Advance planning: Before you go to an interview, be aware that the interviewer is likely to ask you about your career plans and aspirations. Plan your answer to that question or some variation of that question. If you don’t know, talk about where your strengths lie in your job skills.
Reassure the interviewer: The interviewer doesn’t want to invest the company’s time and resources in you if your career goals are simply to stay in this job for a short-time and then move on. You should reassure the interviewer that this job means something to you and that you intend to devote yourself to it.
Competition: Chances are, you aren’t the only one interviewing for this job. Competition is steep in the job market. Before your interview, decide on a personal, unique characteristic which you feel aligns with your possible career path. Emphasizes this to the interviewer and it just might give you an edge on other candidates.
What Not to Say
Avoid specifics: The interview is not the time to inquire about salary, job location, or other very specific information. You're interviewing for a position. Keep the discussion about the job unless the interviewer makes it about something else.

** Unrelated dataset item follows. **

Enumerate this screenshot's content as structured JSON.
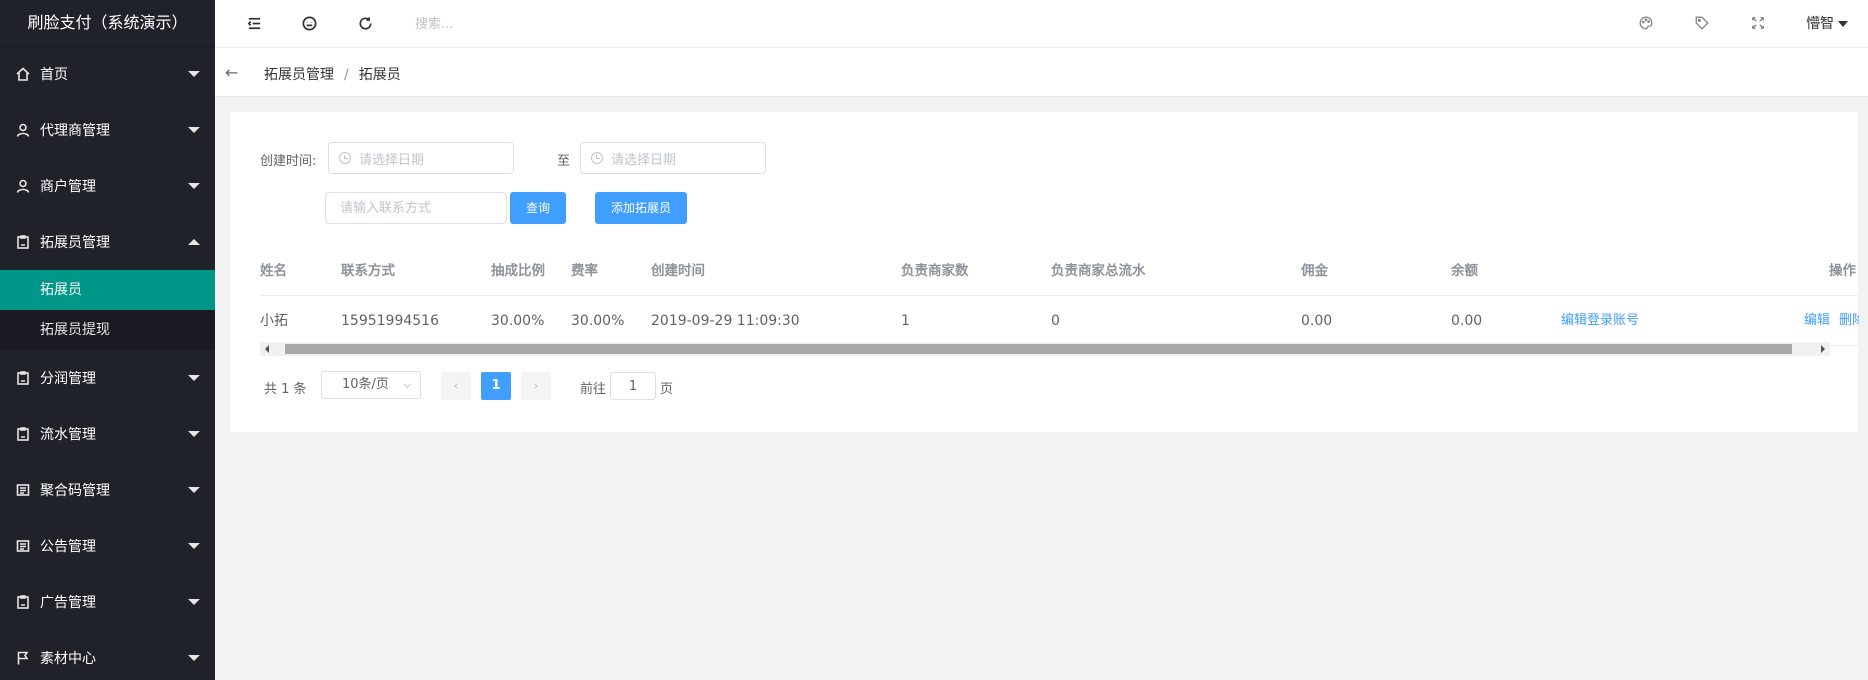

Don’t discuss personal issues: Don’t make your job interview about personal issues. For example, don’t say something like: “I’d like to relocate to Minnesota where my daughter’s gymnastics coach lives.” Don’t mention caring for your elderly parents or your own health issues.
Don’t say you don’t have any weaknesses: You’re human. Everyone has weaknesses. Don’t be afraid to talk about a weakness or two in your professional life. It’s not going to cost you the job.
Possible Follow-up Questions
- State your career plans and aspirations concisely.
- Be honest if you plan to move on but emphasize you will stay for some time.
- Find out all you can about the company in advance.
- Don’t bring personal issues into the interview.